Activity
What the answer must contain is every line of the records, exactly, with no pictures.

Source material

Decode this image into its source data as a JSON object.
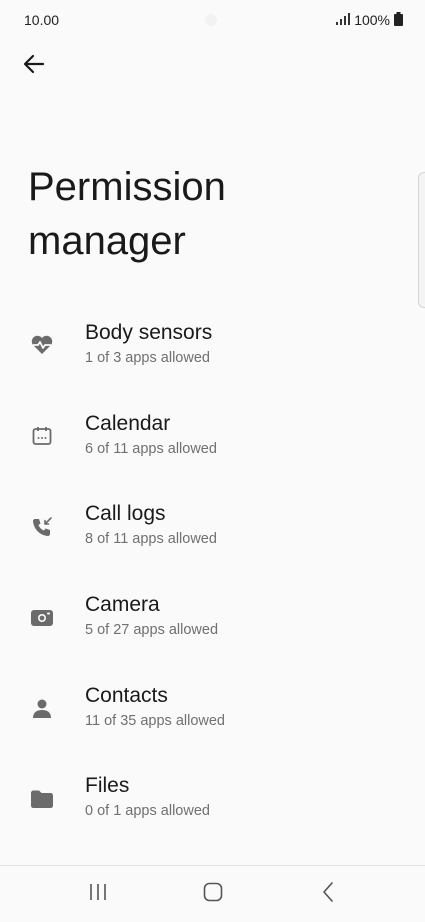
{
  "status_bar": {
    "time": "10.00",
    "battery": "100%"
  },
  "page": {
    "title": "Permission manager"
  },
  "permissions": [
    {
      "name": "Body sensors",
      "summary": "1 of 3 apps allowed",
      "icon": "heart-pulse-icon"
    },
    {
      "name": "Calendar",
      "summary": "6 of 11 apps allowed",
      "icon": "calendar-icon"
    },
    {
      "name": "Call logs",
      "summary": "8 of 11 apps allowed",
      "icon": "call-log-icon"
    },
    {
      "name": "Camera",
      "summary": "5 of 27 apps allowed",
      "icon": "camera-icon"
    },
    {
      "name": "Contacts",
      "summary": "11 of 35 apps allowed",
      "icon": "person-icon"
    },
    {
      "name": "Files",
      "summary": "0 of 1 apps allowed",
      "icon": "folder-icon"
    }
  ],
  "colors": {
    "icon_gray": "#6b6b6b",
    "background": "#fafafa"
  }
}
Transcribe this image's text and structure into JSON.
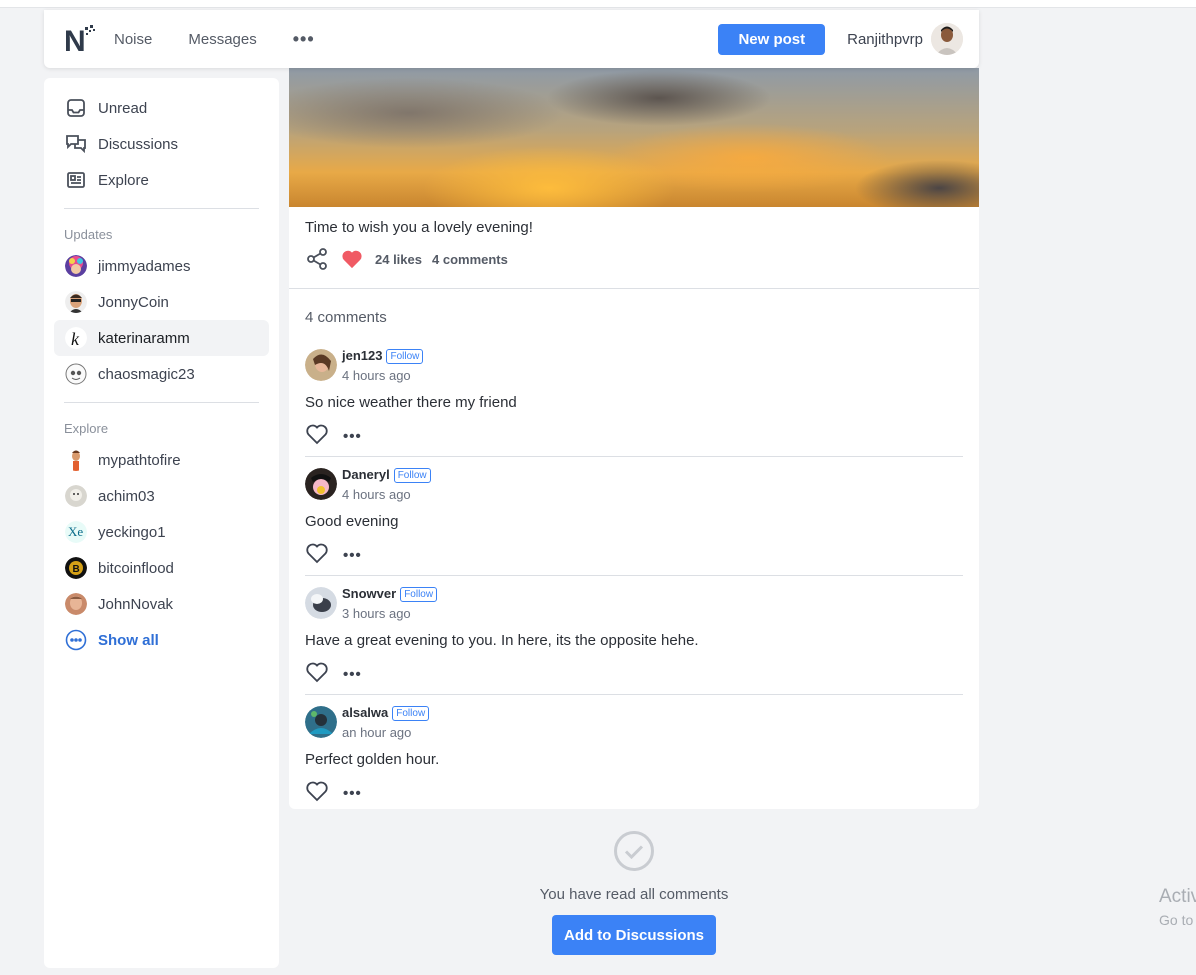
{
  "header": {
    "logo": "N",
    "nav": [
      "Noise",
      "Messages"
    ],
    "more": "•••",
    "new_post": "New post",
    "user": "Ranjithpvrp"
  },
  "sidebar": {
    "main_items": [
      {
        "label": "Unread",
        "icon": "inbox-icon"
      },
      {
        "label": "Discussions",
        "icon": "chat-bubbles-icon"
      },
      {
        "label": "Explore",
        "icon": "newspaper-icon"
      }
    ],
    "updates_heading": "Updates",
    "updates": [
      "jimmyadames",
      "JonnyCoin",
      "katerinaramm",
      "chaosmagic23"
    ],
    "explore_heading": "Explore",
    "explore": [
      "mypathtofire",
      "achim03",
      "yeckingo1",
      "bitcoinflood",
      "JohnNovak"
    ],
    "show_all": "Show all"
  },
  "post": {
    "caption": "Time to wish you a lovely evening!",
    "likes": "24 likes",
    "comments_count": "4 comments",
    "comments_title": "4 comments"
  },
  "comments": [
    {
      "author": "jen123",
      "follow": "Follow",
      "time": "4 hours ago",
      "text": "So nice weather there my friend",
      "more": "•••"
    },
    {
      "author": "Daneryl",
      "follow": "Follow",
      "time": "4 hours ago",
      "text": "Good evening",
      "more": "•••"
    },
    {
      "author": "Snowver",
      "follow": "Follow",
      "time": "3 hours ago",
      "text": "Have a great evening to you. In here, its the opposite hehe.",
      "more": "•••"
    },
    {
      "author": "alsalwa",
      "follow": "Follow",
      "time": "an hour ago",
      "text": "Perfect golden hour.",
      "more": "•••"
    }
  ],
  "footer": {
    "read_all": "You have read all comments",
    "add_button": "Add to Discussions"
  },
  "watermark": {
    "line1": "Activate Windows",
    "line2": "Go to Settings to activate Windows."
  },
  "colors": {
    "accent": "#3b82f6",
    "heart": "#f05a64",
    "link": "#2f6fd6"
  }
}
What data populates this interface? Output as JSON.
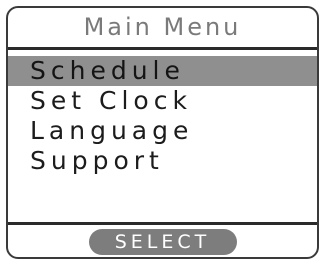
{
  "header": {
    "title": "Main Menu"
  },
  "menu": {
    "selected_index": 0,
    "items": [
      {
        "label": "Schedule"
      },
      {
        "label": "Set Clock"
      },
      {
        "label": "Language"
      },
      {
        "label": "Support"
      }
    ]
  },
  "softkey": {
    "label": "SELECT"
  },
  "colors": {
    "highlight": "#8f8f8f",
    "softkey_bg": "#7d7d7d",
    "title_text": "#7a7a7a",
    "frame": "#3a3a3a"
  }
}
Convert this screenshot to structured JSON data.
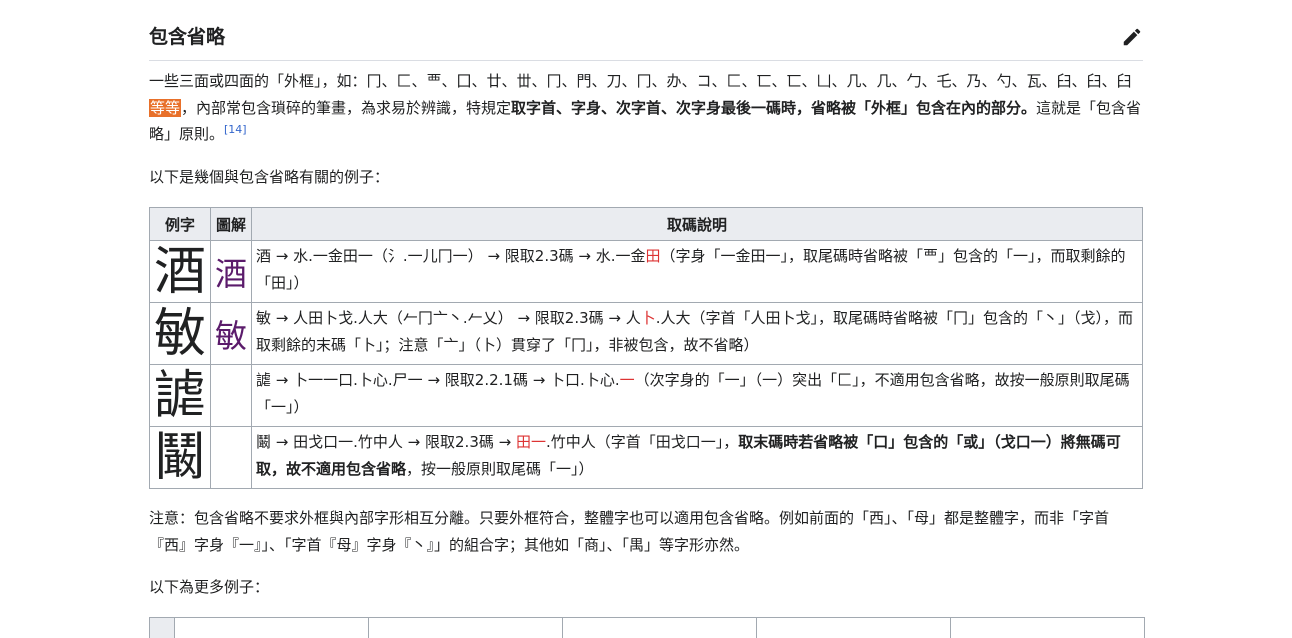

Solution to the problem
Decode this image into its source data as a JSON object.
{
  "status_bar": {
    "time": "10.00",
    "battery": "100%"
  },
  "page": {
    "title": "Permission manager"
  },
  "permissions": [
    {
      "name": "Body sensors",
      "summary": "1 of 3 apps allowed",
      "icon": "heart-pulse-icon"
    },
    {
      "name": "Calendar",
      "summary": "6 of 11 apps allowed",
      "icon": "calendar-icon"
    },
    {
      "name": "Call logs",
      "summary": "8 of 11 apps allowed",
      "icon": "call-log-icon"
    },
    {
      "name": "Camera",
      "summary": "5 of 27 apps allowed",
      "icon": "camera-icon"
    },
    {
      "name": "Contacts",
      "summary": "11 of 35 apps allowed",
      "icon": "person-icon"
    },
    {
      "name": "Files",
      "summary": "0 of 1 apps allowed",
      "icon": "folder-icon"
    }
  ],
  "colors": {
    "icon_gray": "#6b6b6b",
    "background": "#fafafa"
  }
}
Transcribe this image's text and structure into JSON.
{
  "header": {
    "logo": "N",
    "nav": [
      "Noise",
      "Messages"
    ],
    "more": "•••",
    "new_post": "New post",
    "user": "Ranjithpvrp"
  },
  "sidebar": {
    "main_items": [
      {
        "label": "Unread",
        "icon": "inbox-icon"
      },
      {
        "label": "Discussions",
        "icon": "chat-bubbles-icon"
      },
      {
        "label": "Explore",
        "icon": "newspaper-icon"
      }
    ],
    "updates_heading": "Updates",
    "updates": [
      "jimmyadames",
      "JonnyCoin",
      "katerinaramm",
      "chaosmagic23"
    ],
    "explore_heading": "Explore",
    "explore": [
      "mypathtofire",
      "achim03",
      "yeckingo1",
      "bitcoinflood",
      "JohnNovak"
    ],
    "show_all": "Show all"
  },
  "post": {
    "caption": "Time to wish you a lovely evening!",
    "likes": "24 likes",
    "comments_count": "4 comments",
    "comments_title": "4 comments"
  },
  "comments": [
    {
      "author": "jen123",
      "follow": "Follow",
      "time": "4 hours ago",
      "text": "So nice weather there my friend",
      "more": "•••"
    },
    {
      "author": "Daneryl",
      "follow": "Follow",
      "time": "4 hours ago",
      "text": "Good evening",
      "more": "•••"
    },
    {
      "author": "Snowver",
      "follow": "Follow",
      "time": "3 hours ago",
      "text": "Have a great evening to you. In here, its the opposite hehe.",
      "more": "•••"
    },
    {
      "author": "alsalwa",
      "follow": "Follow",
      "time": "an hour ago",
      "text": "Perfect golden hour.",
      "more": "•••"
    }
  ],
  "footer": {
    "read_all": "You have read all comments",
    "add_button": "Add to Discussions"
  },
  "watermark": {
    "line1": "Activate Windows",
    "line2": "Go to Settings to activate Windows."
  },
  "colors": {
    "accent": "#3b82f6",
    "heart": "#f05a64",
    "link": "#2f6fd6"
  }
}
What data populates this interface? Output as JSON.
{
  "header": {
    "title": "Main Menu"
  },
  "menu": {
    "selected_index": 0,
    "items": [
      {
        "label": "Schedule"
      },
      {
        "label": "Set Clock"
      },
      {
        "label": "Language"
      },
      {
        "label": "Support"
      }
    ]
  },
  "softkey": {
    "label": "SELECT"
  },
  "colors": {
    "highlight": "#8f8f8f",
    "softkey_bg": "#7d7d7d",
    "title_text": "#7a7a7a",
    "frame": "#3a3a3a"
  }
}
Convert this screenshot to structured JSON data.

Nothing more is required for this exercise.